▶ WORK REQUIRED
Using the listing below, copy every line that mentions "SEMENTE".

+++

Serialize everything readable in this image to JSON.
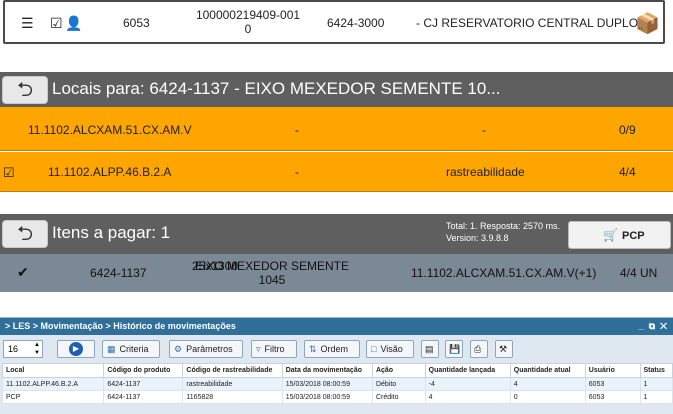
{
  "top_row": {
    "user": "6053",
    "code_line1": "100000219409-001",
    "code_line2": "0",
    "product": "6424-3000",
    "description": "- CJ RESERVATORIO CENTRAL DUPLO"
  },
  "locais": {
    "title": "Locais para: 6424-1137 - EIXO MEXEDOR SEMENTE 10...",
    "rows": [
      {
        "location": "11.1102.ALCXAM.51.CX.AM.V",
        "col2": "-",
        "col3": "-",
        "qty": "0/9",
        "checked": false
      },
      {
        "location": "11.1102.ALPP.46.B.2.A",
        "col2": "-",
        "col3": "rastreabilidade",
        "qty": "4/4",
        "checked": true
      }
    ]
  },
  "itens": {
    "title": "Itens a pagar: 1",
    "info_line1": "Total: 1. Resposta: 2570 ms.",
    "info_line2": "Version: 3.9.8.8",
    "pcp_label": "PCP",
    "row": {
      "code": "6424-1137",
      "desc_line1": "EIXO MEXEDOR SEMENTE 1045",
      "desc_line2": "25x1300",
      "location": "11.1102.ALCXAM.51.CX.AM.V(+1)",
      "qty": "4/4 UN"
    }
  },
  "window": {
    "breadcrumb": "> LES > Movimentação > Histórico de movimentações",
    "page_size": "16",
    "buttons": {
      "criteria": "Criteria",
      "parametros": "Parâmetros",
      "filtro": "Filtro",
      "ordem": "Ordem",
      "visao": "Visão"
    },
    "columns": [
      "Local",
      "Código do produto",
      "Código de rastreabilidade",
      "Data da movimentação",
      "Ação",
      "Quantidade lançada",
      "Quantidade atual",
      "Usuário",
      "Status"
    ],
    "rows": [
      [
        "11.1102.ALPP.46.B.2.A",
        "6424-1137",
        "rastreabilidade",
        "15/03/2018 08:00:59",
        "Débito",
        "-4",
        "4",
        "6053",
        "1"
      ],
      [
        "PCP",
        "6424-1137",
        "1165828",
        "15/03/2018 08:00:59",
        "Crédito",
        "4",
        "0",
        "6053",
        "1"
      ]
    ]
  },
  "colors": {
    "orange": "#ffa500",
    "dark_bar": "#5f5f5f",
    "slate_row": "#7b8896",
    "window_title": "#2f6f9a"
  }
}
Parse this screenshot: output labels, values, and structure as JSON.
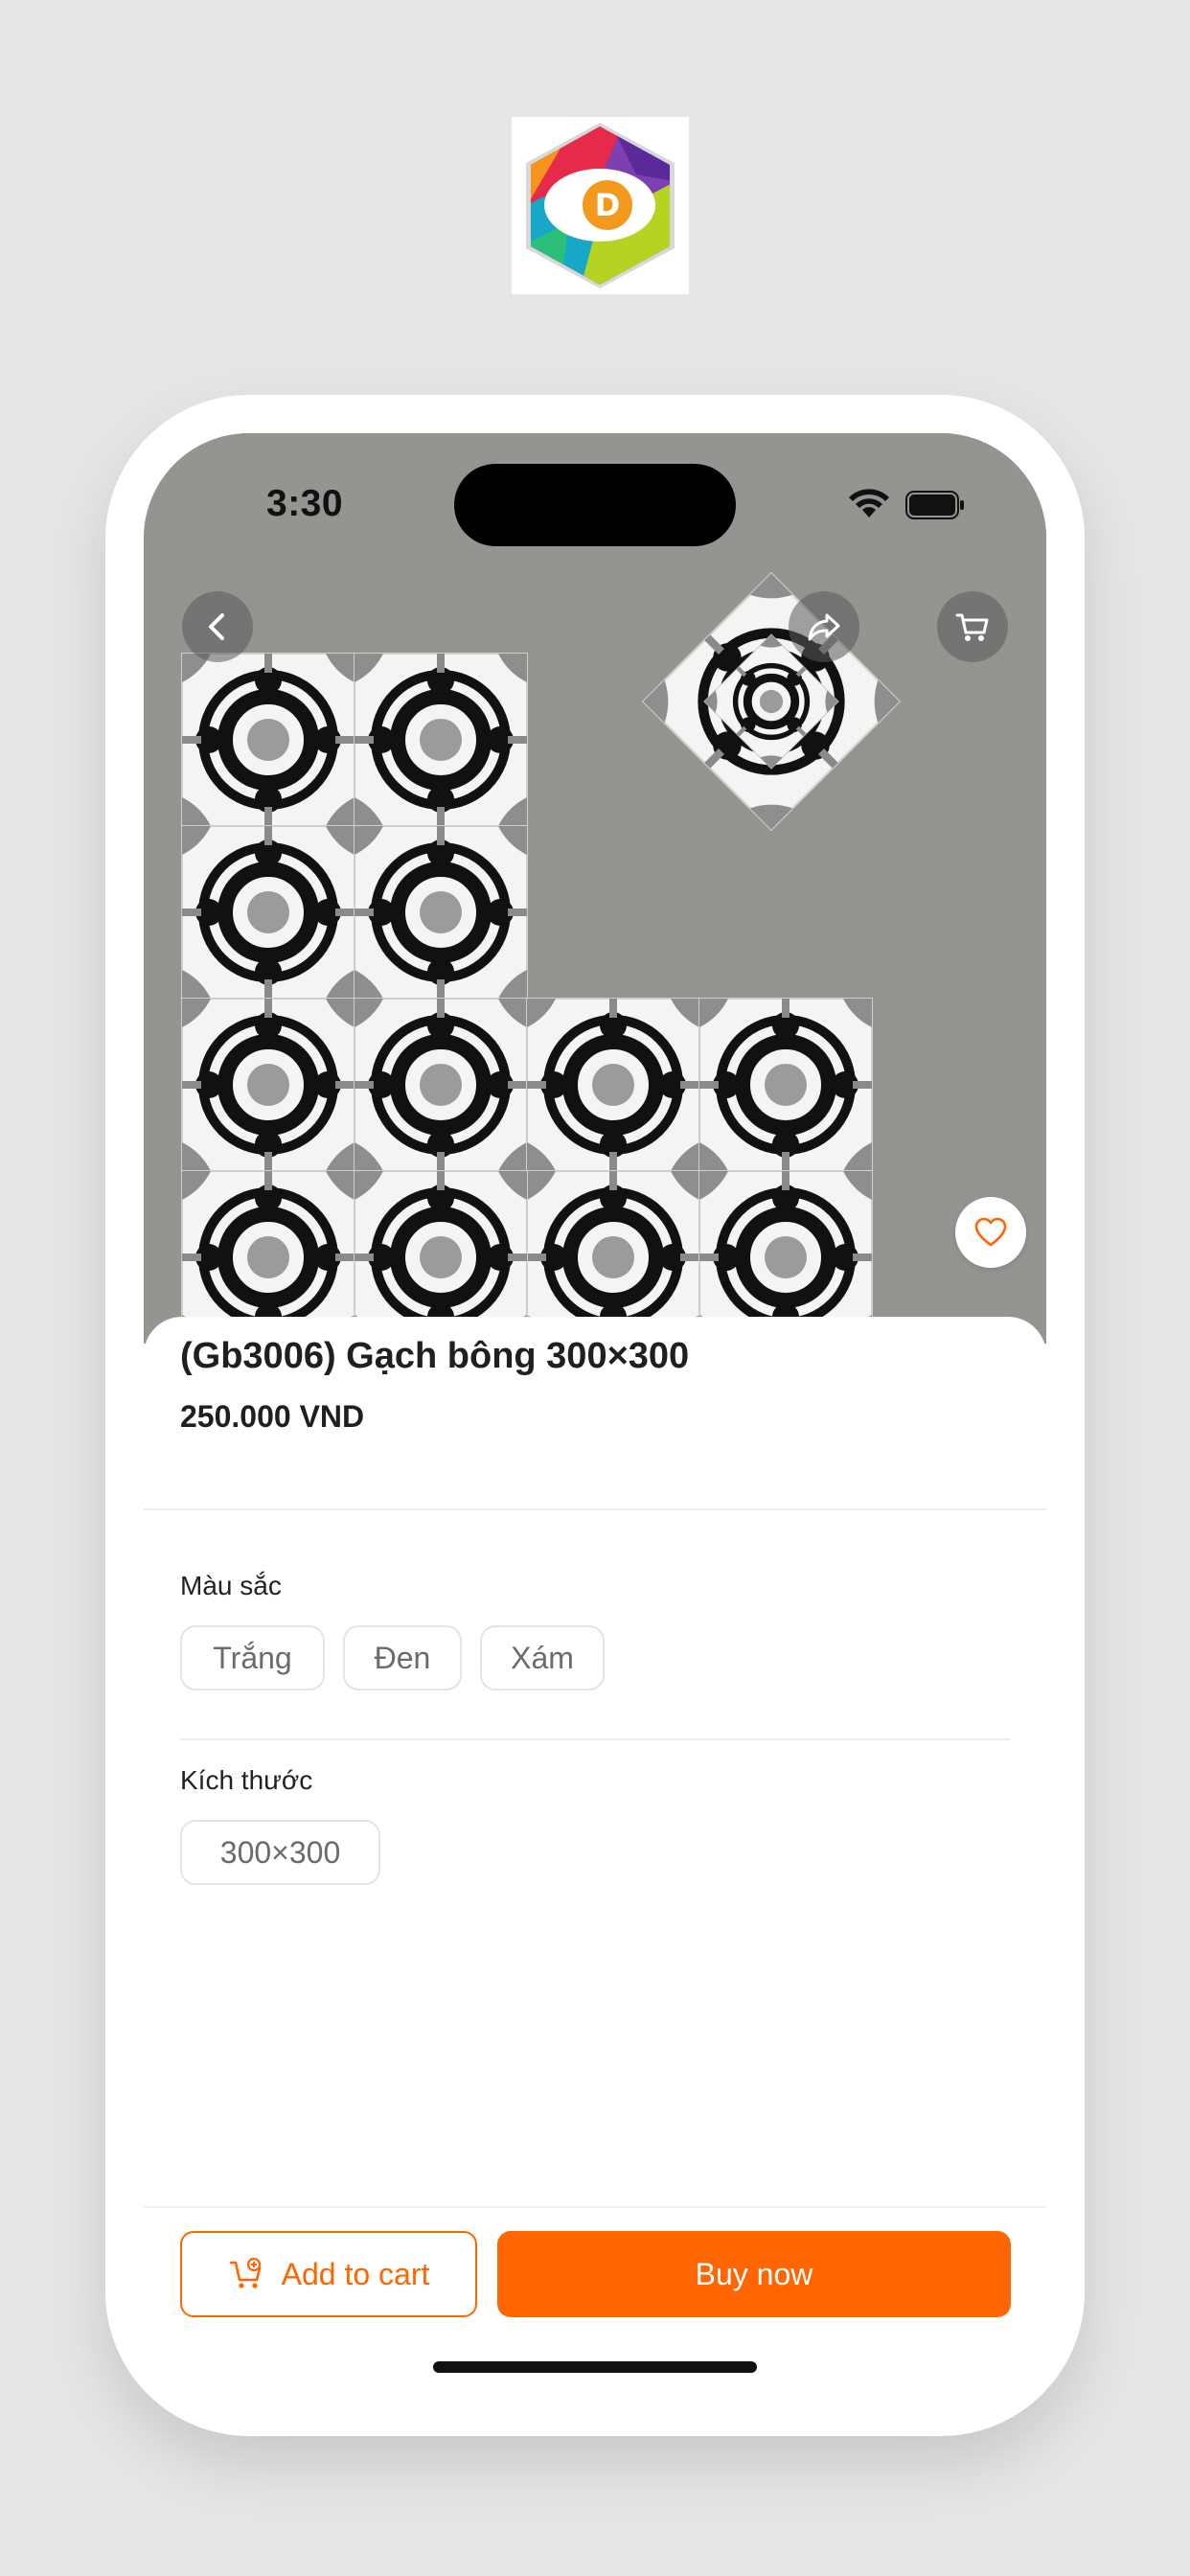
{
  "app": {
    "logo_icon": "app-logo-hexagon",
    "accent_color": "#FF6500"
  },
  "status_bar": {
    "time": "3:30",
    "icons": [
      "wifi-icon",
      "battery-icon"
    ]
  },
  "header_actions": {
    "back_icon": "chevron-left-icon",
    "share_icon": "share-icon",
    "cart_icon": "cart-icon"
  },
  "product": {
    "image_alt": "patterned tiles",
    "title": "(Gb3006) Gạch bông 300×300",
    "price": "250.000 VND",
    "favorite_icon": "heart-icon"
  },
  "options": {
    "color": {
      "label": "Màu sắc",
      "values": [
        "Trắng",
        "Đen",
        "Xám"
      ]
    },
    "size": {
      "label": "Kích thước",
      "values": [
        "300×300"
      ]
    }
  },
  "actions": {
    "add_to_cart": "Add to cart",
    "buy_now": "Buy now"
  }
}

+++

▶ RESULT OF THE TASK
    "title": "Locais para: 6424-1137 - EIXO MEXEDOR SEMENTE 10...",
      "desc_line1": "EIXO MEXEDOR SEMENTE 1045",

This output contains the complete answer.